## Task directions
Scan the material for the word "value" and return every matching line.

━━ Provided data ━━

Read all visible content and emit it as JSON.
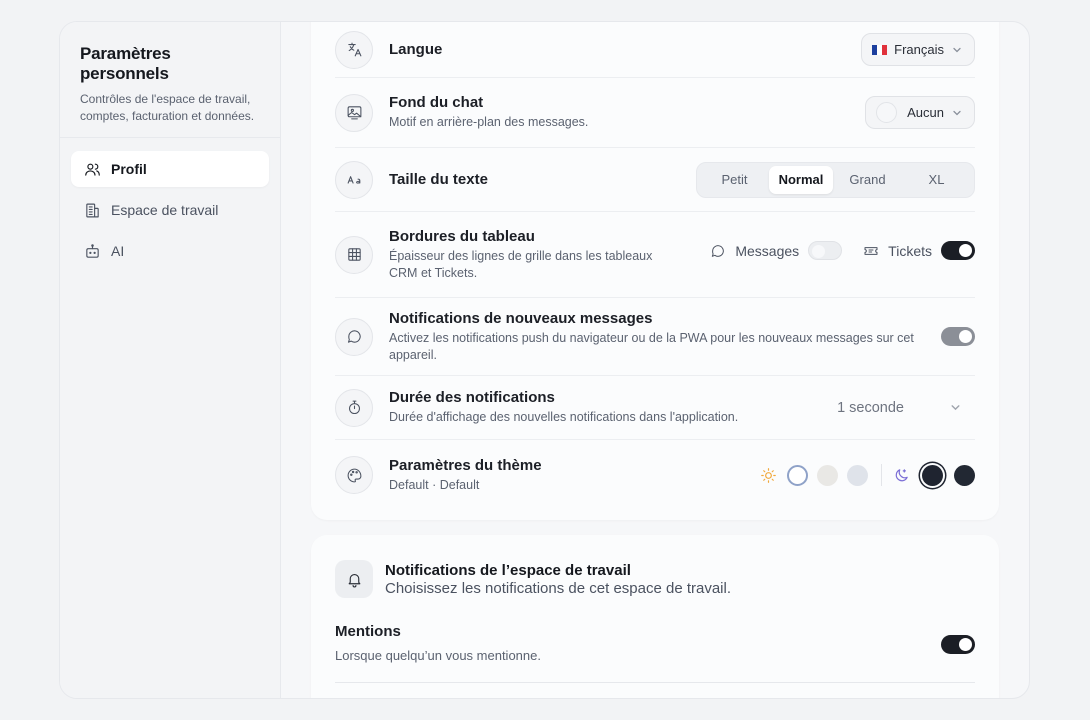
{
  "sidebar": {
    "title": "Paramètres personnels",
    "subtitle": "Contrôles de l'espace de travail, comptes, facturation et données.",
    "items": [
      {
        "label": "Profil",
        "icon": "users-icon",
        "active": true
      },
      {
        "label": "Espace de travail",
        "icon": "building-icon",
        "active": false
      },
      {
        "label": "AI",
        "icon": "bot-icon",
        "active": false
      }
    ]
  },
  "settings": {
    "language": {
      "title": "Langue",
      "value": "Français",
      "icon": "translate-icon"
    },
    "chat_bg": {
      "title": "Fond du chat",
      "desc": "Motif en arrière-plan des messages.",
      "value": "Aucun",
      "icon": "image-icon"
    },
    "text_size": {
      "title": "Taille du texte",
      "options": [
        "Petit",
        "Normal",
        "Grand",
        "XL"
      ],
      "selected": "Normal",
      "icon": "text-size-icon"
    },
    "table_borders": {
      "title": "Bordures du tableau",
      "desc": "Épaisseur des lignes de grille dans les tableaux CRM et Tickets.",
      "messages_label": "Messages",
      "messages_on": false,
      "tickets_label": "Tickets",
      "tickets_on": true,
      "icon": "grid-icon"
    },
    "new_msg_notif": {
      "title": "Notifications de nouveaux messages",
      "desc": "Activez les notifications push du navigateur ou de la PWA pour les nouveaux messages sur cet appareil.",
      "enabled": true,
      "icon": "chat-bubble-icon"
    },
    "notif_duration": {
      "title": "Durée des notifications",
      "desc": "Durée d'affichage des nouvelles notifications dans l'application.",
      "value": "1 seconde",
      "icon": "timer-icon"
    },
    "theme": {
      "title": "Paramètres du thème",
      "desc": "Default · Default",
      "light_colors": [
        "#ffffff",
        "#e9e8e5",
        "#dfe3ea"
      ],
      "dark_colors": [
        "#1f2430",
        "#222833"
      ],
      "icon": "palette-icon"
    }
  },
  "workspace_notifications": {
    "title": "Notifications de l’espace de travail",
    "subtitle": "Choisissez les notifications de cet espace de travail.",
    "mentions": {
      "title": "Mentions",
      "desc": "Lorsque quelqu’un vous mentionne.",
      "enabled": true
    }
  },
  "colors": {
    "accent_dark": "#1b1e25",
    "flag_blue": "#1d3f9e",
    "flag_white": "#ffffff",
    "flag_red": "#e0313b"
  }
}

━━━

## Problem solution
      "value": "Français",
      "value": "Aucun",
      "value": "1 seconde",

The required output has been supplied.